VIEW THE MOBILE VERSION of www.homemedicine.ca Informational Site Network Informational
Privacy


Home


Medical Articles


Mother's Remedies


Household Tips


Medicine History


Forgotten Remedies


Search

Medical Articles

Symptoms

The symptoms are increased tension, which means, sooner or la...

Hypotension

A low systolic pressure and a low diastolic pressure may no...

Polarization

It may be proper, in this place, to spend a few words upon el...

Blood

A most common trouble is anaemia, a lack of good red blood, sh...

Additional Rules For The Treatment Of Eruptive Diseases

In all these eruptive diseases, especially small-pox, all I h...

Morning Sickness Of Pregnant Females

The most efficient and certain remedy for this symptom is _Ma...

Direction Of The Esophagus

The esophagus enters the chest in a decidedly backward as we...

Diagnosis

It has been estimated that 70 per cent of stenoses of the es...

Sleeplessness

In search of sleep men do many things both dangerous and fooli...

Asthma

If an attack comes on from sudden cold, take _Aconite_ and _I...

Wounds And Bruises

On this subject, I must necessarily be very brief. When a wou...

Gastroscopy

The stomach of any individual having a normal esophagus and n...

Infection

Few things have so great and distressing effect as the fear of...

Eyes Accidents To

Three distinct classes of these are to be considered. They req...

Unconsciousness

There are two opposite causes of unconsciousness. One is conge...

Cholera Morbus

This disease generally comes on at night, in hot weather, and...

Colic Of Whatever Kind

Use A D current, pretty strong force. In severe cases, introd...

Night Pains

If these are of the nature of cramps, which come on while lyin...

List Of Instruments

The following list has been compiled as a convenient basis f...

Breast Sore Nipples On

Take a little warm vinegar or weak acid (see Acetic Acid). Bat...



Physics Of Mitral Stenosis





Category: Uncategorized
Source: Disturbances Of The Heart

Mitral stenosis, though less common than mitral regurgitation, is a
frequent form of disease of the valves, especially in women. Often
this condition is associated with regurgitation; but in a simple
mitral stenosis the greatest hypertrophy is of necessity in the
right ventricle. The left auricle finds it difficult to empty all of
its blood into the left ventricle during the ordinary diastole of
the heart. This auricle then somewhat hypertrophies, but is unable
to prevent more or less damming back of the blood into the lungs
through the pulmonary veins. This causes passive congestion of the
lungs, and the right ventricle finds that it must labor to overcome
the increased resistance in the pulmonary artery, and hypertrophies
to overcome this increased amount of work. When this condition has
become perfected, compensation is established and the circulation is
apparently normal. Nature causes these hearts, when they are
disturbed or excited, to pulsate slowly, causing the diastole to be
longer than in a heart with mitral regurgitation. This allows more
blood to enter the left ventricle, and the left ventricle, acting
perfectly on the blood which it receives, causes a good systolic
pressure in the aorta and the systemic arteries. The left ventricle
in this condition does not become hypertrophied. If the heart does
act rapidly and the left ventricle contracts on an insufficient
amount of blood, the peripheral pulse is necessarily small and the
arterial tension is diminished. Very constant in this condition, and
of course noticeable whenever there is pulmonary congestion, is the
sharp, accentuated closure of the pulmonary valve. The lungs on the
least exertion are always a little overfilled with blood. The
pulmonary circulation is always working at a little disadvantage.

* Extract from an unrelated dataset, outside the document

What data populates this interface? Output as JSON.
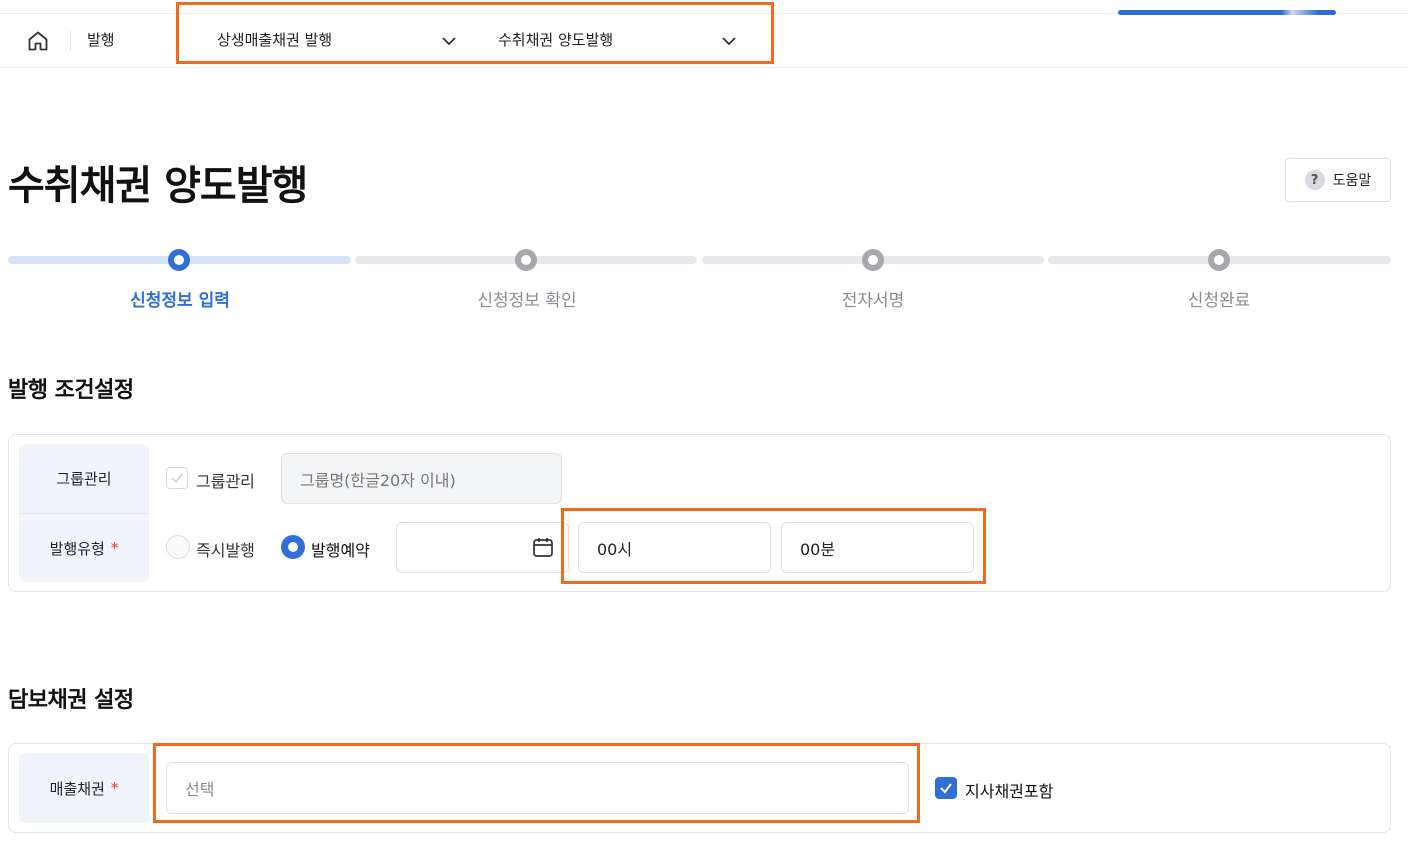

The first symptoms of lack of compensation with the lesion of mitral
stenosis are lung symptoms--dyspnea, cough, bronchitis, slight
cyanosis, sometimes blood streaks in the expectorated mucus and
froth, and, if the congestion is considerable, some edema of the
posterior part of the lungs, if the patient is in bed. Sooner or
later during this failing compensation the right ventricle becomes
dilated, and the symptoms of cardiac insufficiency and venous
congestion occur, as described above with mitral insufficiency.

Again, as in mitral insufficiency, if compensation is restored in
mitral stenosis, these symptoms are improved. These patients,
however, are never quite free from dyspnea on exertion. Any
inflammation of the lungs, even a severe bronchitis, is more or less
serious for the patients and their hearts. The mucous membrane of
their bronchial tubes and air vesicles is always hyperemic, and it
takes little more congestion to all but close up some of the
passages. and dyspnea or asthma, or suffocating, difficult cough is
the consequence.





Next: Physics Of Aortic Lesions

Previous: Decompensation



Add to del.icio.us Add to Reddit Add to Digg Add to Del.icio.us Add to Google Add to Twitter Add to Stumble Upon
Add to Informational Site Network
Report
Privacy
SHAREADD TO EBOOK


Viewed 1383